TRY IT> Produce the same data once more, line for line.

:::

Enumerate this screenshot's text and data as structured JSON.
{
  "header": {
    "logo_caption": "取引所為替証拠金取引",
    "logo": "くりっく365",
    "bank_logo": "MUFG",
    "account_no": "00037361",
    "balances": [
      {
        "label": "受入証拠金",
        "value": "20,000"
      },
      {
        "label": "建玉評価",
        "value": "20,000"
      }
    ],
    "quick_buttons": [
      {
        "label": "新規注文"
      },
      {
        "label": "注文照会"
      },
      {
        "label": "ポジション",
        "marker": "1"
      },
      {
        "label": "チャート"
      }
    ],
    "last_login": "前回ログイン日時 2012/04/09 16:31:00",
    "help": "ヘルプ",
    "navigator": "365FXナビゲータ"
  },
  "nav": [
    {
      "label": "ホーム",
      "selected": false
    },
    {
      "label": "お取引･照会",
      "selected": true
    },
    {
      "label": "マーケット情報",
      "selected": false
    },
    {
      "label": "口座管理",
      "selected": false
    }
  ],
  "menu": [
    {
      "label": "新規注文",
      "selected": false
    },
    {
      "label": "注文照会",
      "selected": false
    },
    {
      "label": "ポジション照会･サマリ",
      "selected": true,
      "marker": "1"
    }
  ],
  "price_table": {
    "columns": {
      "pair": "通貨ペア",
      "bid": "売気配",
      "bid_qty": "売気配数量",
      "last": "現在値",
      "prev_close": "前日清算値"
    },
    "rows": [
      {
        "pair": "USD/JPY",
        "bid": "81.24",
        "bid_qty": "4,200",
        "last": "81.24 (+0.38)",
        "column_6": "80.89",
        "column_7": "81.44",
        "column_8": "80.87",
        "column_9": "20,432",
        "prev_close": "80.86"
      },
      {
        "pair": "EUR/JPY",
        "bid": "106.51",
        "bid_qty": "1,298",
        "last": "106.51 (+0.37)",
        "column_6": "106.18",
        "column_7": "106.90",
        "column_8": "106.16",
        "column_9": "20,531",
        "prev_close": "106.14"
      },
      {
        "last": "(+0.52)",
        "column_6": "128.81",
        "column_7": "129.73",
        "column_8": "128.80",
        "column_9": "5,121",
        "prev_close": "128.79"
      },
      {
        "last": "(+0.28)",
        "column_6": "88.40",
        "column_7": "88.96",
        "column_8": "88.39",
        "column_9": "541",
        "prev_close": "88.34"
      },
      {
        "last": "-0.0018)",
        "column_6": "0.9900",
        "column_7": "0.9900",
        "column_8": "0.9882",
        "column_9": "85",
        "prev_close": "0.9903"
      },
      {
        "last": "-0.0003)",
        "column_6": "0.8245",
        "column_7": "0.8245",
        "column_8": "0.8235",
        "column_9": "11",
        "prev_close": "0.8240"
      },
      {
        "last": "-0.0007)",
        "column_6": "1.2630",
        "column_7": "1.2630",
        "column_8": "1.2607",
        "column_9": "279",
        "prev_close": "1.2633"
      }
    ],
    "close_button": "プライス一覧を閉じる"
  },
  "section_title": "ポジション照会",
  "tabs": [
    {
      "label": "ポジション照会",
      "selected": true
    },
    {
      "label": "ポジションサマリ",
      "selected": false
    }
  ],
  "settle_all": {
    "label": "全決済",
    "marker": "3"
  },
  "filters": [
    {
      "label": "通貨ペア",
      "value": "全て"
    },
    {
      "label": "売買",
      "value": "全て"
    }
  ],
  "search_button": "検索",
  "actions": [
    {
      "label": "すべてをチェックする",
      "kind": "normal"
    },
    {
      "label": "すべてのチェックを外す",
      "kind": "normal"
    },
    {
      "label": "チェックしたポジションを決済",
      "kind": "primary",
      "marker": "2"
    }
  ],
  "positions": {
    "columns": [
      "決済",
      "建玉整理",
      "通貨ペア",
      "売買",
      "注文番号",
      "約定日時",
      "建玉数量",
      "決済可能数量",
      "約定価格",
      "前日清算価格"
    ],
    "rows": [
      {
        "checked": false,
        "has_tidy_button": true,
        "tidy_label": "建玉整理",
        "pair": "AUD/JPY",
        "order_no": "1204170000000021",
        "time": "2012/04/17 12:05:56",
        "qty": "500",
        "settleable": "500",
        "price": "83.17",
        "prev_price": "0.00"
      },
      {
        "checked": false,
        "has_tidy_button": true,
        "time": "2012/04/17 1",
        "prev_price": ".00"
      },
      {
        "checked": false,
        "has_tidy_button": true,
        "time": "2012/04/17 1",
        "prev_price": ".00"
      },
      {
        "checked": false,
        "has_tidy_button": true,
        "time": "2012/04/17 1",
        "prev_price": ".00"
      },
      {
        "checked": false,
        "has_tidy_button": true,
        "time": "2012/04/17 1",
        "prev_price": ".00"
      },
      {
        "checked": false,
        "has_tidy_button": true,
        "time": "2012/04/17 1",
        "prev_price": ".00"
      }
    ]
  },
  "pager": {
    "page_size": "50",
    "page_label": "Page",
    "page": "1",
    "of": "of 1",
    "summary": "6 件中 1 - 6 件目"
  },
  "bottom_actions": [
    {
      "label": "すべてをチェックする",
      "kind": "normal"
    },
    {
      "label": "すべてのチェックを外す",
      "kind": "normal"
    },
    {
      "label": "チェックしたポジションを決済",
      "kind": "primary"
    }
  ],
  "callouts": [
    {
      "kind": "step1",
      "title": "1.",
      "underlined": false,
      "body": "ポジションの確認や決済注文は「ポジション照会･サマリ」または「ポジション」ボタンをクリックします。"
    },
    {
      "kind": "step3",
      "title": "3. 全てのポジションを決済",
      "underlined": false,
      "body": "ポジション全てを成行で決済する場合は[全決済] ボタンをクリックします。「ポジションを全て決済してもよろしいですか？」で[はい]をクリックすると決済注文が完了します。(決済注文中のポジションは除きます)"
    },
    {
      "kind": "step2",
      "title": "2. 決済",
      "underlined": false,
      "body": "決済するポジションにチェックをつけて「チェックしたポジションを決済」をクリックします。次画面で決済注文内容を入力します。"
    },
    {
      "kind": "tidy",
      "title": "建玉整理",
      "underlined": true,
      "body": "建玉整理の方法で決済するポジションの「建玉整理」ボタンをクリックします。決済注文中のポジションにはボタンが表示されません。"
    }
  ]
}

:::

EXERCISE RESPONSE>
Enumerate this screenshot's text and data as structured JSON.
{
  "header": {
    "logo_caption": "取引所為替証拠金取引",
    "logo": "くりっく365",
    "bank_logo": "MUFG",
    "account_no": "00037361",
    "balances": [
      {
        "label": "受入証拠金",
        "value": "20,000"
      },
      {
        "label": "建玉評価",
        "value": "20,000"
      }
    ],
    "quick_buttons": [
      {
        "label": "新規注文"
      },
      {
        "label": "注文照会"
      },
      {
        "label": "ポジション",
        "marker": "1"
      },
      {
        "label": "チャート"
      }
    ],
    "last_login": "前回ログイン日時 2012/04/09 16:31:00",
    "help": "ヘルプ",
    "navigator": "365FXナビゲータ"
  },
  "nav": [
    {
      "label": "ホーム",
      "selected": false
    },
    {
      "label": "お取引･照会",
      "selected": true
    },
    {
      "label": "マーケット情報",
      "selected": false
    },
    {
      "label": "口座管理",
      "selected": false
    }
  ],
  "menu": [
    {
      "label": "新規注文",
      "selected": false
    },
    {
      "label": "注文照会",
      "selected": false
    },
    {
      "label": "ポジション照会･サマリ",
      "selected": true,
      "marker": "1"
    }
  ],
  "price_table": {
    "columns": {
      "pair": "通貨ペア",
      "bid": "売気配",
      "bid_qty": "売気配数量",
      "last": "現在値",
      "prev_close": "前日清算値"
    },
    "rows": [
      {
        "pair": "USD/JPY",
        "bid": "81.24",
        "bid_qty": "4,200",
        "last": "81.24 (+0.38)",
        "column_6": "80.89",
        "column_7": "81.44",
        "column_8": "80.87",
        "column_9": "20,432",
        "prev_close": "80.86"
      },
      {
        "pair": "EUR/JPY",
        "bid": "106.51",
        "bid_qty": "1,298",
        "last": "106.51 (+0.37)",
        "column_6": "106.18",
        "column_7": "106.90",
        "column_8": "106.16",
        "column_9": "20,531",
        "prev_close": "106.14"
      },
      {
        "last": "(+0.52)",
        "column_6": "128.81",
        "column_7": "129.73",
        "column_8": "128.80",
        "column_9": "5,121",
        "prev_close": "128.79"
      },
      {
        "last": "(+0.28)",
        "column_6": "88.40",
        "column_7": "88.96",
        "column_8": "88.39",
        "column_9": "541",
        "prev_close": "88.34"
      },
      {
        "last": "-0.0018)",
        "column_6": "0.9900",
        "column_7": "0.9900",
        "column_8": "0.9882",
        "column_9": "85",
        "prev_close": "0.9903"
      },
      {
        "last": "-0.0003)",
        "column_6": "0.8245",
        "column_7": "0.8245",
        "column_8": "0.8235",
        "column_9": "11",
        "prev_close": "0.8240"
      },
      {
        "last": "-0.0007)",
        "column_6": "1.2630",
        "column_7": "1.2630",
        "column_8": "1.2607",
        "column_9": "279",
        "prev_close": "1.2633"
      }
    ],
    "close_button": "プライス一覧を閉じる"
  },
  "section_title": "ポジション照会",
  "tabs": [
    {
      "label": "ポジション照会",
      "selected": true
    },
    {
      "label": "ポジションサマリ",
      "selected": false
    }
  ],
  "settle_all": {
    "label": "全決済",
    "marker": "3"
  },
  "filters": [
    {
      "label": "通貨ペア",
      "value": "全て"
    },
    {
      "label": "売買",
      "value": "全て"
    }
  ],
  "search_button": "検索",
  "actions": [
    {
      "label": "すべてをチェックする",
      "kind": "normal"
    },
    {
      "label": "すべてのチェックを外す",
      "kind": "normal"
    },
    {
      "label": "チェックしたポジションを決済",
      "kind": "primary",
      "marker": "2"
    }
  ],
  "positions": {
    "columns": [
      "決済",
      "建玉整理",
      "通貨ペア",
      "売買",
      "注文番号",
      "約定日時",
      "建玉数量",
      "決済可能数量",
      "約定価格",
      "前日清算価格"
    ],
    "rows": [
      {
        "checked": false,
        "has_tidy_button": true,
        "tidy_label": "建玉整理",
        "pair": "AUD/JPY",
        "order_no": "1204170000000021",
        "time": "2012/04/17 12:05:56",
        "qty": "500",
        "settleable": "500",
        "price": "83.17",
        "prev_price": "0.00"
      },
      {
        "checked": false,
        "has_tidy_button": true,
        "time": "2012/04/17 1",
        "prev_price": ".00"
      },
      {
        "checked": false,
        "has_tidy_button": true,
        "time": "2012/04/17 1",
        "prev_price": ".00"
      },
      {
        "checked": false,
        "has_tidy_button": true,
        "time": "2012/04/17 1",
        "prev_price": ".00"
      },
      {
        "checked": false,
        "has_tidy_button": true,
        "time": "2012/04/17 1",
        "prev_price": ".00"
      },
      {
        "checked": false,
        "has_tidy_button": true,
        "time": "2012/04/17 1",
        "prev_price": ".00"
      }
    ]
  },
  "pager": {
    "page_size": "50",
    "page_label": "Page",
    "page": "1",
    "of": "of 1",
    "summary": "6 件中 1 - 6 件目"
  },
  "bottom_actions": [
    {
      "label": "すべてをチェックする",
      "kind": "normal"
    },
    {
      "label": "すべてのチェックを外す",
      "kind": "normal"
    },
    {
      "label": "チェックしたポジションを決済",
      "kind": "primary"
    }
  ],
  "callouts": [
    {
      "kind": "step1",
      "title": "1.",
      "underlined": false,
      "body": "ポジションの確認や決済注文は「ポジション照会･サマリ」または「ポジション」ボタンをクリックします。"
    },
    {
      "kind": "step3",
      "title": "3. 全てのポジションを決済",
      "underlined": false,
      "body": "ポジション全てを成行で決済する場合は[全決済] ボタンをクリックします。「ポジションを全て決済してもよろしいですか？」で[はい]をクリックすると決済注文が完了します。(決済注文中のポジションは除きます)"
    },
    {
      "kind": "step2",
      "title": "2. 決済",
      "underlined": false,
      "body": "決済するポジションにチェックをつけて「チェックしたポジションを決済」をクリックします。次画面で決済注文内容を入力します。"
    },
    {
      "kind": "tidy",
      "title": "建玉整理",
      "underlined": true,
      "body": "建玉整理の方法で決済するポジションの「建玉整理」ボタンをクリックします。決済注文中のポジションにはボタンが表示されません。"
    }
  ]
}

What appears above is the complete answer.